Mark Chamberlain, Paul Walsh and Guy Whittingham came within a whisker of securing Premier League football for Pompey
Mark Chamberlain, Paul Walsh and Guy Whittingham came within a whisker of securing Premier League football for Pompey

There’s a school of thought players from, yesteryear would never survive in today’s game.

Advances in sports science, fitness, preparation and tactical nous render their relevance obsolete in a modern-day footballing context.

It is, of course, a myth. Absolute unadulterated nonsense.

So thanks goes to chief sports writer, Neil Allen, for reminding us that was the case last week. It was his tweet showing the online review of Pompey’s memorable 1992-93 charge towards the top flight which brought the subject to the surface.

Here was also an impromptu opportunity to be immersed in 90 minutes of unexpected nostalgia. A chance to relive the memories of that never-to-be-forgotten season. Yes, please.

What was soon abundantly clear when reviewing the action was, 25 years on from the start of that campaign, good football doesn’t age.

Despite some grainy footage and ropey commentary at times (Gary Butters) the quality of play from Jim Smith’s men more than stands up to the test of time.

The raw facts of the 92-93 season are, of course, etched in the Fratton annals.

A total of 88 points from 46 games returned 80 league goals. That, infamously, was a single effort short of West Ham’s return, sending the Blues spinning into the play-offs where a (still, criminally offside) finish from Ian Ormondroyd meant Pompey lost out to a team who’d finished 12 points adrift of them.

Over half of those goals that season, as we all know, came from the boot, head, knee or backside of Guy Whittingham.

The record books remind us it was 42 in the league and 49 in all competitions as Billy ‘Farmer’ Haines’ 66-year best was smashed. It was a return which redefined prolific and remains the most clinical display of the artistry of six-yard box marksmanship most of us will ever see.

Paul Walsh was the man, however, many still place among the most talented to have ever wore the star and crescent on his chest. And it was his wizardry after arriving from Spurs in the summer of 92 which did so much to elevate the campaign to another level.

Watching it back is to be in thrall to the majesty of Walsh’s tight control, low centre of gravity and work ethic.

Those who worked with the England international spoke of how he lifted the level of professionalism on and off the pitch.

As a starry-eyed teenager it would have been blasphemy to suggest, but reviewing his work with a quarter of a century passing did leave this observer wondering how the striker would have fared in the continent’s top leagues. Culturally, Walsh looked made for La Liga or Serie A.

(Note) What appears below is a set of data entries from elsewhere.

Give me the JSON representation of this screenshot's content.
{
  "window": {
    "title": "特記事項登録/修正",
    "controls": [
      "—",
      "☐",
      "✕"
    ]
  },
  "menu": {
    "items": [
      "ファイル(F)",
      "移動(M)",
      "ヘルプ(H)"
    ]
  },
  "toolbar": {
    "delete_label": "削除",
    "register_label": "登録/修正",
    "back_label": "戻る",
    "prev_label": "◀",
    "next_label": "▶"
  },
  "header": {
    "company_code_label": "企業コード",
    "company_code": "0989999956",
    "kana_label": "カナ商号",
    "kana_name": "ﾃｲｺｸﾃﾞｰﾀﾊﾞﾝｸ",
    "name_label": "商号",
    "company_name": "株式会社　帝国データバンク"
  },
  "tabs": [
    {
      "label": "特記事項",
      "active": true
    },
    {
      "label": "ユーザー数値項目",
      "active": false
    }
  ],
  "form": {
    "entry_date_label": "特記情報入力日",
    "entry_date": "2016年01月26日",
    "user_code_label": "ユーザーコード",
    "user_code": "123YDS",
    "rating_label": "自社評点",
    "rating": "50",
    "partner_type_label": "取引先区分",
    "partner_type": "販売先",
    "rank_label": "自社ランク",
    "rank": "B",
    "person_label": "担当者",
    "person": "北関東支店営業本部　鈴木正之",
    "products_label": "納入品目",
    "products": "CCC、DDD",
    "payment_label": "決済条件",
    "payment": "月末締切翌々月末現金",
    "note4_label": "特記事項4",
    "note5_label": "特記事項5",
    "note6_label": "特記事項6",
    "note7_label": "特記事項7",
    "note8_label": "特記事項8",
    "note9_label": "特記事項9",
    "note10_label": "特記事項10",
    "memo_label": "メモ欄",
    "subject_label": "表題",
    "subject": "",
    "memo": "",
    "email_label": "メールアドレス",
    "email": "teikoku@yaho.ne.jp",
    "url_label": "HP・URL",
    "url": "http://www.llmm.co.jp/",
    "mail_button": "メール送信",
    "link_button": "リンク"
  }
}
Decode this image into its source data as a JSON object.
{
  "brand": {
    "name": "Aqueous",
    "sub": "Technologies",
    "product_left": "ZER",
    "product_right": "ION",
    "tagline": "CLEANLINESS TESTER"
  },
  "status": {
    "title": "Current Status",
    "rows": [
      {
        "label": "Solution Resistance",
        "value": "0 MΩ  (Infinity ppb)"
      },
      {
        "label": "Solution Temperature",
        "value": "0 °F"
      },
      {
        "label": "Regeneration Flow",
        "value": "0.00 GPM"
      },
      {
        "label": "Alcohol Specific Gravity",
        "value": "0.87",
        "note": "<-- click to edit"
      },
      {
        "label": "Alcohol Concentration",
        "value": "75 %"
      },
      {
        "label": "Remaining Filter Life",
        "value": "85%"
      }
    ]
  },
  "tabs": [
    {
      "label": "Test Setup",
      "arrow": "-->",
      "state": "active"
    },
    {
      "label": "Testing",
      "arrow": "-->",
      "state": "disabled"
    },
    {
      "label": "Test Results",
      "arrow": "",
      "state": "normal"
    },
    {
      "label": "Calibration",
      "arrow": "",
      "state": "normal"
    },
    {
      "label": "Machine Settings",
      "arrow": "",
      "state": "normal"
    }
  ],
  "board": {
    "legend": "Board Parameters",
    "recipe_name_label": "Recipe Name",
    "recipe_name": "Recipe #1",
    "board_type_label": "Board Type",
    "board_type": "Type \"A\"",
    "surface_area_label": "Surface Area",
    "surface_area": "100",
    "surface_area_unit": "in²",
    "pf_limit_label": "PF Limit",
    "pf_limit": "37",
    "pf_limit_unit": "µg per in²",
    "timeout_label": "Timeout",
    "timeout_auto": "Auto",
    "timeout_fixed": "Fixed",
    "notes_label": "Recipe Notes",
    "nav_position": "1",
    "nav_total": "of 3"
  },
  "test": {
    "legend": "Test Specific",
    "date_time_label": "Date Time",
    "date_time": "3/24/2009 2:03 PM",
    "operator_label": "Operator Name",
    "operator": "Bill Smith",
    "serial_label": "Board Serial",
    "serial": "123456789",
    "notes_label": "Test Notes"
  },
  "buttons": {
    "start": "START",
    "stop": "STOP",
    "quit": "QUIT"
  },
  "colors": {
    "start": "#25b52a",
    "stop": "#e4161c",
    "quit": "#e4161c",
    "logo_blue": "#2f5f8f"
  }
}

Pompey’s strike partnership gained many of the headlines and lasting memories from that season. This was a team with class throughout, though, as the review reminds us.

The drive of Alan McLoughlin in midfield, the hugely understated trickery of Mark Chamberlain on the wing and the scout-attracting defensive combination of Kit Symons and Andy Awford in front of the ever-present Alan Knight.

The quality of the attacking interplay and understanding is quite breathtaking at times.

It’s Walsh and Whittingham one-twoing their way through Bristol Rovers before Corporal Punishment applies the finish which is fondly recalled years later.

But that’s a disservice to the deftness of McLoughlin’s chip against Oxford at Fratton, and a quite incredible display of endeavour and skill which sees Whittingham run from his own half and leave Luton’s defence in his wake in March.

Sure, you might need to cover your eyes for the 5-5 at Oxford when the 5-2 lead was thrown away.

The killer 4-1 loss at Sunderland and play-off heartache can be forwarded, too.

But for every low there’s toppling champions Newcastle, winning 11 from 12 and a stack of highs to be fondly reminded of.

So, ‘Portsmouth FC 1992-93 official season review’ is the Google search to debunk the invention today’s game sits above all that’s gone before.

It will also provide a 90-minute meander down memory lane to warm the hearts of those with royal blue in their blood.